■ What to produce ■
Every line containing the word "coisa" must be pulled from the records.
---------- Data for processing ----------
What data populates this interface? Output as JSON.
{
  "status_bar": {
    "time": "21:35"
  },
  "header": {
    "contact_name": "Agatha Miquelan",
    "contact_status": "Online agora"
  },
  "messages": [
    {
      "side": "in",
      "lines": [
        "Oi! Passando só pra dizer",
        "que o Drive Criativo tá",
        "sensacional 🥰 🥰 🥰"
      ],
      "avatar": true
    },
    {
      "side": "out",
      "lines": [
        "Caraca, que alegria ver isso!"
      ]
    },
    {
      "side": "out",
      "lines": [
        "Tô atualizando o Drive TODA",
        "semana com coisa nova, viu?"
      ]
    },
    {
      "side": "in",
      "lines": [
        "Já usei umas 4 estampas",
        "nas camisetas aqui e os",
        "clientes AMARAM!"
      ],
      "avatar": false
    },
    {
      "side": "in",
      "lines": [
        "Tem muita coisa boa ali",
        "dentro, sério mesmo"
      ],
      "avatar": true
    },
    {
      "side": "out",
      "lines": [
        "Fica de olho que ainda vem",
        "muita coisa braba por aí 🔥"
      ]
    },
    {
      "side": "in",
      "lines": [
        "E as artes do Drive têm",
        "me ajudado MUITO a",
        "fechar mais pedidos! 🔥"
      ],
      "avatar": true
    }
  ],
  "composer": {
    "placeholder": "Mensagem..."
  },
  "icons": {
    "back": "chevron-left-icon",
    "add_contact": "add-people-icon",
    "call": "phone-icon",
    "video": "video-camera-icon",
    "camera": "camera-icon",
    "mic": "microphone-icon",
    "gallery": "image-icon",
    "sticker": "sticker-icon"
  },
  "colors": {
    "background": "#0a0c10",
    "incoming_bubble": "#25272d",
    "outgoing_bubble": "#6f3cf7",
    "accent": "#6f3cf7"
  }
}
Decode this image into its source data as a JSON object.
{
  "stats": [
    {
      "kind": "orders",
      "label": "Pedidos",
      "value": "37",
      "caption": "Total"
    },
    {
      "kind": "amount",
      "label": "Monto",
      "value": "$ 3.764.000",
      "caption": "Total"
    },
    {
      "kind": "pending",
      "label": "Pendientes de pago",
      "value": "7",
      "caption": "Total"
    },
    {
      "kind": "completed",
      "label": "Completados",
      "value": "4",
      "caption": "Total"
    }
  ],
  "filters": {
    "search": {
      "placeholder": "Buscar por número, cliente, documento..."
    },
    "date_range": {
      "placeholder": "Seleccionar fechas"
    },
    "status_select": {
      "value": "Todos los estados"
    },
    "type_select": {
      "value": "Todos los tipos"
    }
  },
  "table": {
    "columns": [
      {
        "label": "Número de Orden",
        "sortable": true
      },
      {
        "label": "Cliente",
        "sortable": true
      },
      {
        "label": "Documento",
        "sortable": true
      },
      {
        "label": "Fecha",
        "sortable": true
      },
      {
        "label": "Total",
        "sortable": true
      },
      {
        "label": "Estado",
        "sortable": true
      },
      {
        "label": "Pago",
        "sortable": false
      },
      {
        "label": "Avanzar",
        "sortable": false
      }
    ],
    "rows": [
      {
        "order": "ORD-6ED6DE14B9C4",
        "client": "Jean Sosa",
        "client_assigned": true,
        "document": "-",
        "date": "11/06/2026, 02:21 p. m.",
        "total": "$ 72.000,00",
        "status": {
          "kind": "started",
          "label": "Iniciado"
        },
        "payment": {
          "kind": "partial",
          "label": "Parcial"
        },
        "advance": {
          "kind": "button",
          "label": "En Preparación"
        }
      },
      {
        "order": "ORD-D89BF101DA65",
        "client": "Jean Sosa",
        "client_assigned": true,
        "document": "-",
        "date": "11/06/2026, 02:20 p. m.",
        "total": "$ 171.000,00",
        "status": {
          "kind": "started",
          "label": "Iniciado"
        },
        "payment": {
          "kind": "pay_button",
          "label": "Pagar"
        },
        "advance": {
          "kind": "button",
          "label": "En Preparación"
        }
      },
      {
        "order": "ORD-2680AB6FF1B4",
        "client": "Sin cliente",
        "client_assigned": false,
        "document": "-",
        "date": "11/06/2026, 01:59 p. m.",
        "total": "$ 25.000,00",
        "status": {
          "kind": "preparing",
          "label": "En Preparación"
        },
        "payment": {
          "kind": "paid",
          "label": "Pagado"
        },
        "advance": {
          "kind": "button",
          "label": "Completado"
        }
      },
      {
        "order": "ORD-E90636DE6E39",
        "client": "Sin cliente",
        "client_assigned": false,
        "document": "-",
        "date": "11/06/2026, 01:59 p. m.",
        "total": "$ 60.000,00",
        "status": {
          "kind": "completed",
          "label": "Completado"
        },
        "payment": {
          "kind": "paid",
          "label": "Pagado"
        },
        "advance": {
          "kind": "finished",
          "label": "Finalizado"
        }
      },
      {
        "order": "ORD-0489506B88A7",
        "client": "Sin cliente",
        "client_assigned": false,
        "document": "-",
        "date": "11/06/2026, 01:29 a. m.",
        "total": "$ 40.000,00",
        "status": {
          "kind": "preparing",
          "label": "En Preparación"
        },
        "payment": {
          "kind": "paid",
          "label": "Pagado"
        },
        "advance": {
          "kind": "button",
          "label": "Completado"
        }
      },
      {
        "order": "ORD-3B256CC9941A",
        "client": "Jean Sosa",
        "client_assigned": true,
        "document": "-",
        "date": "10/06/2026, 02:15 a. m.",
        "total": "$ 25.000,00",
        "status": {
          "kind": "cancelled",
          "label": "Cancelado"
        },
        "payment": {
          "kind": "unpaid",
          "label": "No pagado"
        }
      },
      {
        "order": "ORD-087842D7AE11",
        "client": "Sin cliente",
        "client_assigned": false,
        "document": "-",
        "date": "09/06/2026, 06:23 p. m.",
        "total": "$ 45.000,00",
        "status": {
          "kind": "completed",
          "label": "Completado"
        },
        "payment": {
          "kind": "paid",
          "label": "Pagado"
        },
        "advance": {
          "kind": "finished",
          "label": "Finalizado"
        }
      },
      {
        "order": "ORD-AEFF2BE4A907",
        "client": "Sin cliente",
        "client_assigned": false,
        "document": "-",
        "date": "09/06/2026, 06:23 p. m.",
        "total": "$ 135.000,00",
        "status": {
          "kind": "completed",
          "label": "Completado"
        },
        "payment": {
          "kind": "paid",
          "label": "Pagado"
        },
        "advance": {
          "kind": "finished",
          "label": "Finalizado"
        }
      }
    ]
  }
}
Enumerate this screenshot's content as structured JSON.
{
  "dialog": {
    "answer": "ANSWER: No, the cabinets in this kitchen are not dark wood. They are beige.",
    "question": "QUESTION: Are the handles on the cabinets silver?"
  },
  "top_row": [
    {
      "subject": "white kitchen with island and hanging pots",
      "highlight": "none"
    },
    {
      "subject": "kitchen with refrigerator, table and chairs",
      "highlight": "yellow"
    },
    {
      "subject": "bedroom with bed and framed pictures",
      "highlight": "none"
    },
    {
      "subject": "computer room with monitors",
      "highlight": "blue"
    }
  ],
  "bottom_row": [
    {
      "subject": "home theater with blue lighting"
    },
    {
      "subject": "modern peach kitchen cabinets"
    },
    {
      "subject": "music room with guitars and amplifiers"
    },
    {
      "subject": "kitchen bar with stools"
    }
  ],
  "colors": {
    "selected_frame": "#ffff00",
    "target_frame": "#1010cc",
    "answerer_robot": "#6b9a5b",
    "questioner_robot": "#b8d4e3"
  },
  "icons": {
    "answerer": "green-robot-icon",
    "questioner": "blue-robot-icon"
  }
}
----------
■ Response to this exercise ■
        "semana com coisa nova, viu?"
        "Tem muita coisa boa ali",
        "muita coisa braba por aí 🔥"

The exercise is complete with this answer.